BEGIN

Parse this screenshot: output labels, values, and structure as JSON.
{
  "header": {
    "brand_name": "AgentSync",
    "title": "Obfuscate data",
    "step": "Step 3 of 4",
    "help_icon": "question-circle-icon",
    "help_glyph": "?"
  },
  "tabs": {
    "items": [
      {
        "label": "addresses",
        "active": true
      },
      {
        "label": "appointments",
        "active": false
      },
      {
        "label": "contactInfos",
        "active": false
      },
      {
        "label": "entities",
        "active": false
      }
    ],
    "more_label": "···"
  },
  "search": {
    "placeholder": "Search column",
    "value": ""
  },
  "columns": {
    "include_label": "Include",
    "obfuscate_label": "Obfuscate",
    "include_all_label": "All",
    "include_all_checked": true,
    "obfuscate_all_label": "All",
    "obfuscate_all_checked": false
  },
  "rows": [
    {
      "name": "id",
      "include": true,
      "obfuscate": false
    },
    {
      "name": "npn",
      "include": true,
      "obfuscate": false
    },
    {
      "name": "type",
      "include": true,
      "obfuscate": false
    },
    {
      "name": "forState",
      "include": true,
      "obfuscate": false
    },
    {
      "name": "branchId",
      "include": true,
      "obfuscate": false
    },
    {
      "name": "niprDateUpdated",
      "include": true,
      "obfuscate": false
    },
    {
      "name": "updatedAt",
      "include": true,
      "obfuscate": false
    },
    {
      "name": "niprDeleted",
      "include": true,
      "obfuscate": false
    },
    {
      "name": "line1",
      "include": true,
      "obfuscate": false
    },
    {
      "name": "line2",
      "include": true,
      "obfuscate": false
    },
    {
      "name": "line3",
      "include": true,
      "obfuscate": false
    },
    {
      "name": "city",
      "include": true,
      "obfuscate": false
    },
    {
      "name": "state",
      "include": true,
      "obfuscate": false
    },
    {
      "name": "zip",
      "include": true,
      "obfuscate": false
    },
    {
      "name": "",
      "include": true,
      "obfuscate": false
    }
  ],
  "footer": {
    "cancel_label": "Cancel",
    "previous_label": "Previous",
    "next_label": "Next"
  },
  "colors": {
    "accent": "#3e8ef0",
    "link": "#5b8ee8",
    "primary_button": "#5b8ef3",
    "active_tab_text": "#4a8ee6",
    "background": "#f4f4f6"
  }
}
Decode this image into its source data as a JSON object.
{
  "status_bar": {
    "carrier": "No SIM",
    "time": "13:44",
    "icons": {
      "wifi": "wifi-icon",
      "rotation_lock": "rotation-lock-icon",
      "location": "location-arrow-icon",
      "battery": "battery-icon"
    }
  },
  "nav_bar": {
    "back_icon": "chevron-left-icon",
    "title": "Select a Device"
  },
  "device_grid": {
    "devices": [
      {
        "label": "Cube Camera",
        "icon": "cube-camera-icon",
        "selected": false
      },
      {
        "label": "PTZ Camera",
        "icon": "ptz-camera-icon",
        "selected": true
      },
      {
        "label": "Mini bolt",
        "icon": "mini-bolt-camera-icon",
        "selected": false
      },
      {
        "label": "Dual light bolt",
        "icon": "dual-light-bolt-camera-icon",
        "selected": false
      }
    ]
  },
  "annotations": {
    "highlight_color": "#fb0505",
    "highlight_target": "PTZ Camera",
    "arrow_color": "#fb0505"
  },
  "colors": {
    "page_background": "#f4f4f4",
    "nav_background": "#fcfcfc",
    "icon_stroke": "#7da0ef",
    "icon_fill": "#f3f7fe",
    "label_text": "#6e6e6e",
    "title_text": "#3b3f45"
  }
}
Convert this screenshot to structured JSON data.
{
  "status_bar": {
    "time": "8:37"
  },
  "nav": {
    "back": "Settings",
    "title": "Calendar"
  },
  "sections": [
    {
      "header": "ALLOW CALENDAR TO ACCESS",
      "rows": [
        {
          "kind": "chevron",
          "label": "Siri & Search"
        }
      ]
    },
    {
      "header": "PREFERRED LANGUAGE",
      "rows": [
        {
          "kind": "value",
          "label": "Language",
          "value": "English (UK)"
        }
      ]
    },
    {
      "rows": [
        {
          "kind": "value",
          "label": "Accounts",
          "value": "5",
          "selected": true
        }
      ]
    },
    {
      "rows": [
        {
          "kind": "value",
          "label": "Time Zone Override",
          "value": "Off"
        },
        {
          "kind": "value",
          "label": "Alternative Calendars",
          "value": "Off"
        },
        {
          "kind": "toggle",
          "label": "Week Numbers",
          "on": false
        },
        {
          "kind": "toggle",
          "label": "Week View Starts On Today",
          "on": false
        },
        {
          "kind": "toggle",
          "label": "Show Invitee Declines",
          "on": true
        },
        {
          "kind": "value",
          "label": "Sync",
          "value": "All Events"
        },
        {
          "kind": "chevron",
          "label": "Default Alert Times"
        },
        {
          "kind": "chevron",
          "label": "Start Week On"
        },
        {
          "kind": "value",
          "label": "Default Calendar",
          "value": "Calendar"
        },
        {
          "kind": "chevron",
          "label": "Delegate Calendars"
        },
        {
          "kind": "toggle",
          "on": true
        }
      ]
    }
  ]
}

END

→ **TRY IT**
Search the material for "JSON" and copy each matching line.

→ **RESULT OF THE EXERCISE**
Parse this screenshot: output labels, values, and structure as JSON.
Decode this image into its source data as a JSON object.
Convert this screenshot to structured JSON data.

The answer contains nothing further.